WORK REQUIRED =
Output the entries in full and verbatim, pictures omitted.

WORKING DATA =

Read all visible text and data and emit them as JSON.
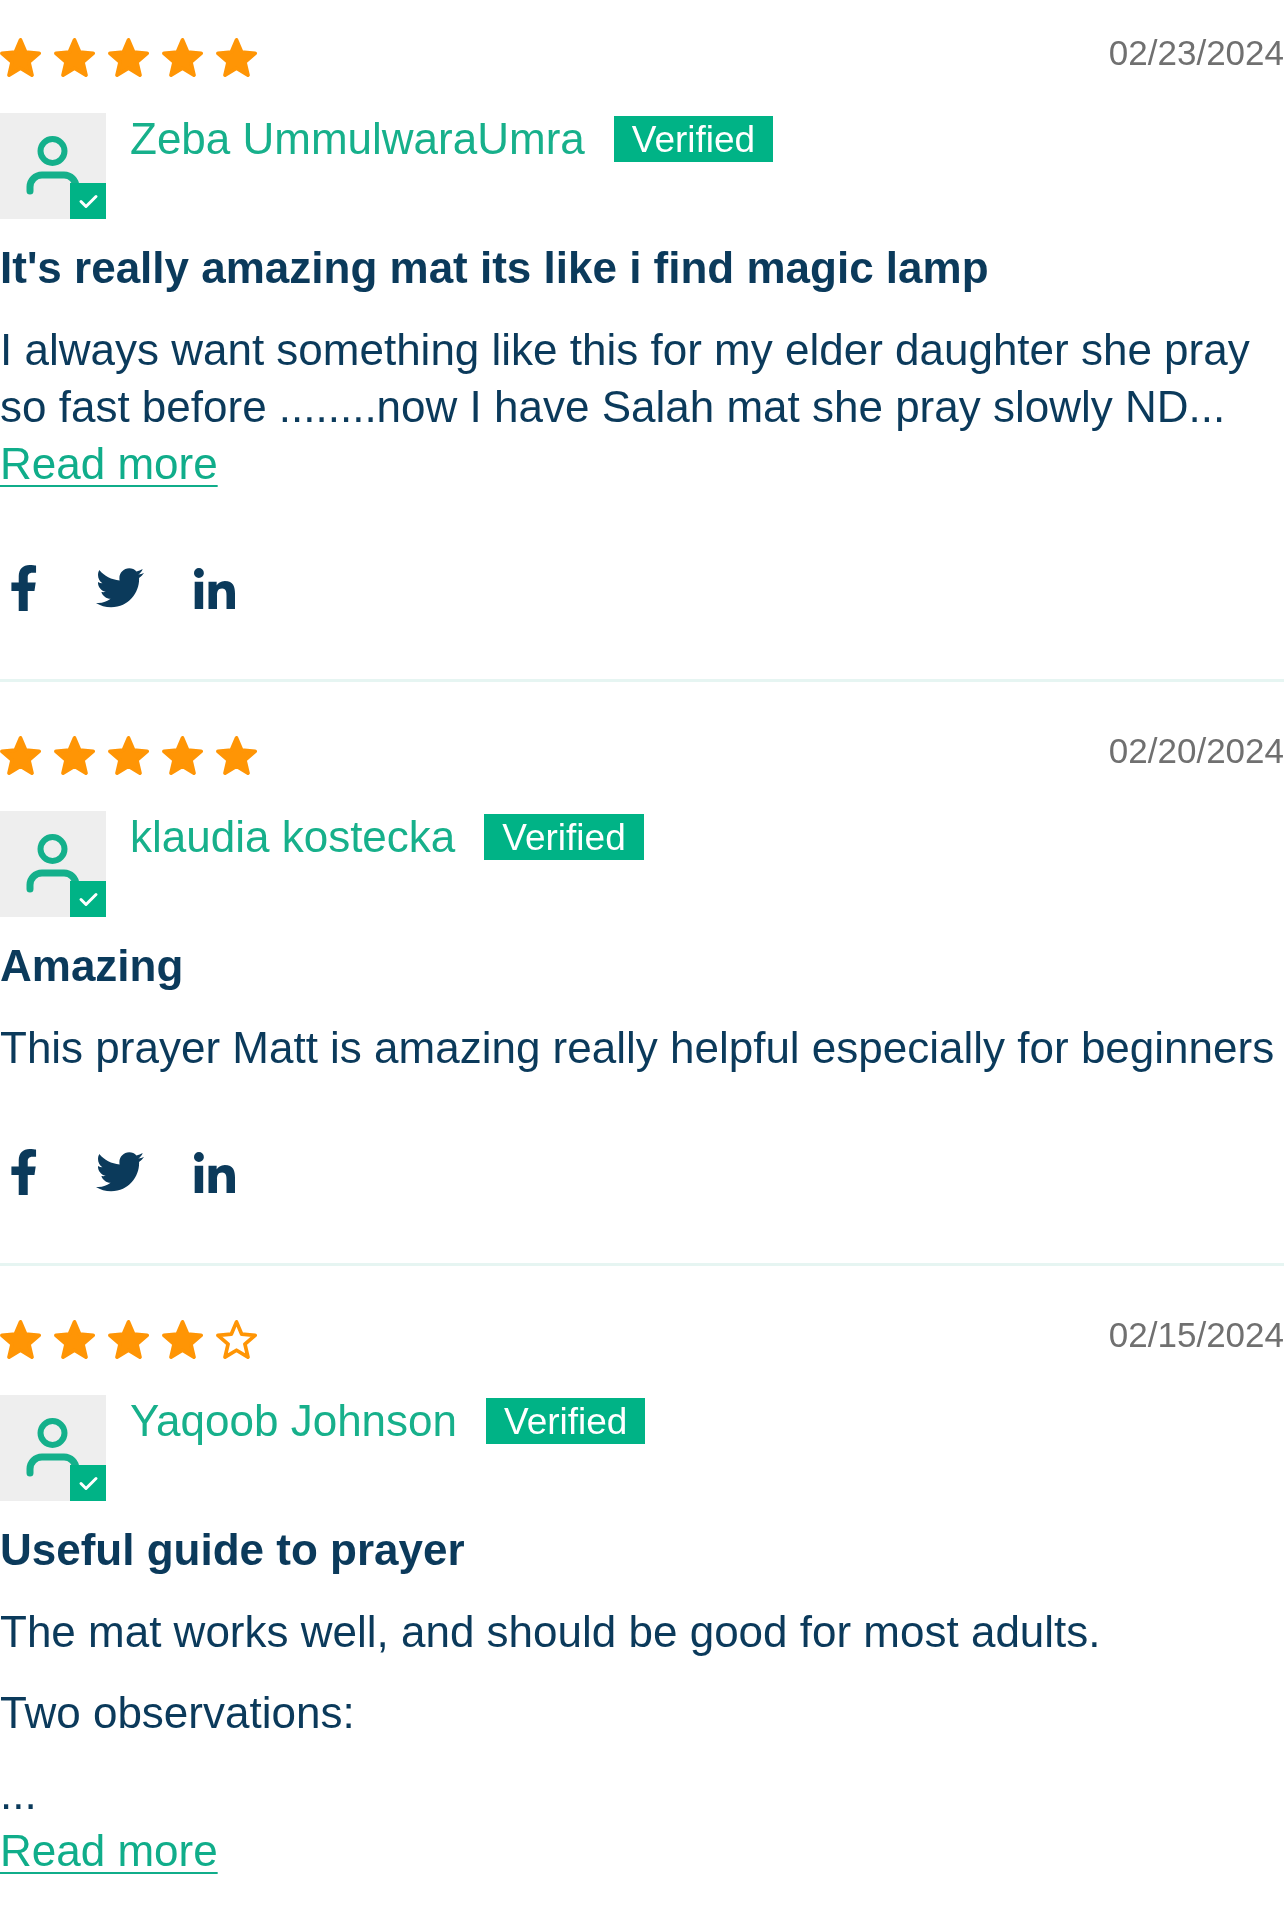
{
  "reviews": [
    {
      "stars": 5,
      "date": "02/23/2024",
      "author": "Zeba UmmulwaraUmra",
      "verified": true,
      "badge": "Verified",
      "title": "It's really amazing mat its like i find magic lamp",
      "body": [
        "I always want something like this for my elder daughter she pray so fast before ........now I have Salah mat she pray slowly ND..."
      ],
      "read_more": "Read more",
      "share_links": true
    },
    {
      "stars": 5,
      "date": "02/20/2024",
      "author": "klaudia kostecka",
      "verified": true,
      "badge": "Verified",
      "title": "Amazing",
      "body": [
        "This prayer Matt is amazing really helpful especially for beginners"
      ],
      "share_links": true
    },
    {
      "stars": 4,
      "date": "02/15/2024",
      "author": "Yaqoob Johnson",
      "verified": true,
      "badge": "Verified",
      "title": "Useful guide to prayer",
      "body": [
        "The mat works well, and should be good for most adults.",
        "Two observations:",
        "..."
      ],
      "read_more": "Read more",
      "share_links": false
    }
  ]
}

TASK ANSWER =
Read all visible text and data and emit them as JSON.
{
  "reviews": [
    {
      "stars": 5,
      "date": "02/23/2024",
      "author": "Zeba UmmulwaraUmra",
      "verified": true,
      "badge": "Verified",
      "title": "It's really amazing mat its like i find magic lamp",
      "body": [
        "I always want something like this for my elder daughter she pray so fast before ........now I have Salah mat she pray slowly ND..."
      ],
      "read_more": "Read more",
      "share_links": true
    },
    {
      "stars": 5,
      "date": "02/20/2024",
      "author": "klaudia kostecka",
      "verified": true,
      "badge": "Verified",
      "title": "Amazing",
      "body": [
        "This prayer Matt is amazing really helpful especially for beginners"
      ],
      "share_links": true
    },
    {
      "stars": 4,
      "date": "02/15/2024",
      "author": "Yaqoob Johnson",
      "verified": true,
      "badge": "Verified",
      "title": "Useful guide to prayer",
      "body": [
        "The mat works well, and should be good for most adults.",
        "Two observations:",
        "..."
      ],
      "read_more": "Read more",
      "share_links": false
    }
  ]
}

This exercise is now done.